Data for processing >>
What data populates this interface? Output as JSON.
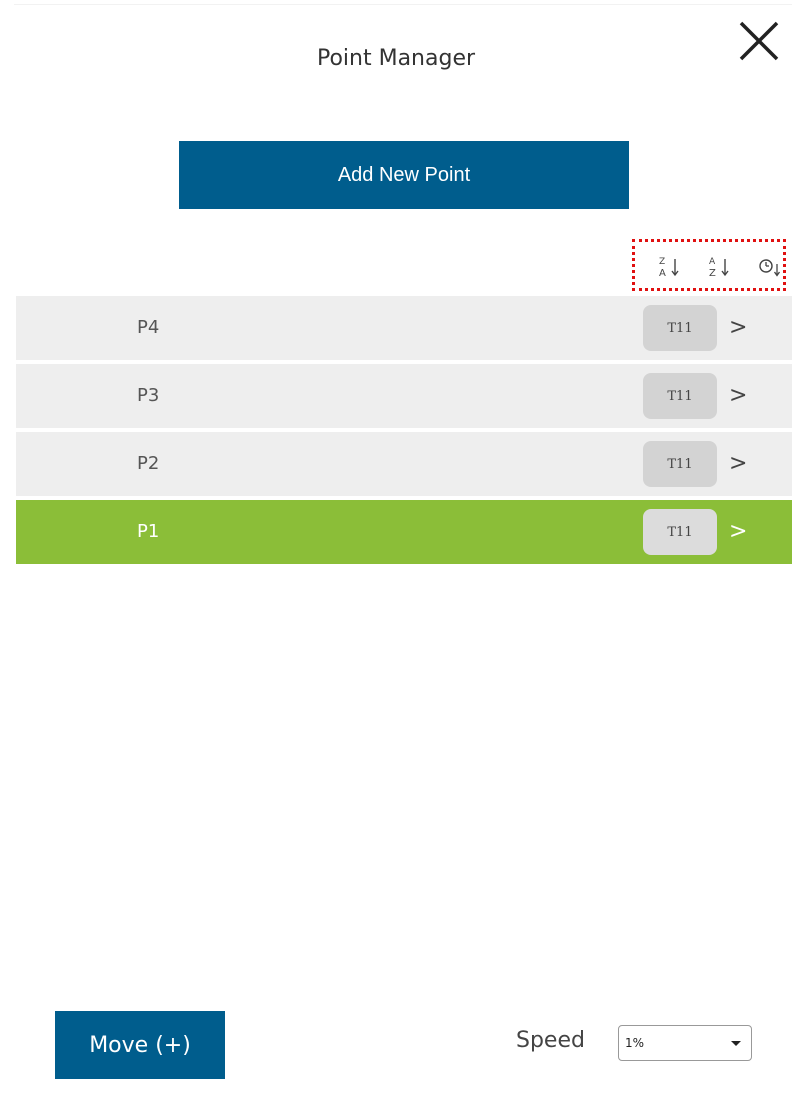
{
  "header": {
    "title": "Point Manager",
    "close_icon": "close-icon"
  },
  "toolbar": {
    "add_label": "Add New Point"
  },
  "sort": {
    "icons": [
      "sort-z-a-icon",
      "sort-a-z-icon",
      "sort-time-icon"
    ]
  },
  "points": [
    {
      "label": "P4",
      "tool": "T11",
      "selected": false
    },
    {
      "label": "P3",
      "tool": "T11",
      "selected": false
    },
    {
      "label": "P2",
      "tool": "T11",
      "selected": false
    },
    {
      "label": "P1",
      "tool": "T11",
      "selected": true
    }
  ],
  "row_chevron": ">",
  "footer": {
    "move_label": "Move (+)",
    "speed_label": "Speed",
    "speed_value": "1%"
  },
  "colors": {
    "primary": "#005d8d",
    "selected_row": "#8bbe38",
    "row_bg": "#eeeeee",
    "highlight_border": "#e01010"
  }
}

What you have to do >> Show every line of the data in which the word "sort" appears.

Solution for this problem >>
  "sort": {
      "sort-z-a-icon",
      "sort-a-z-icon",
      "sort-time-icon"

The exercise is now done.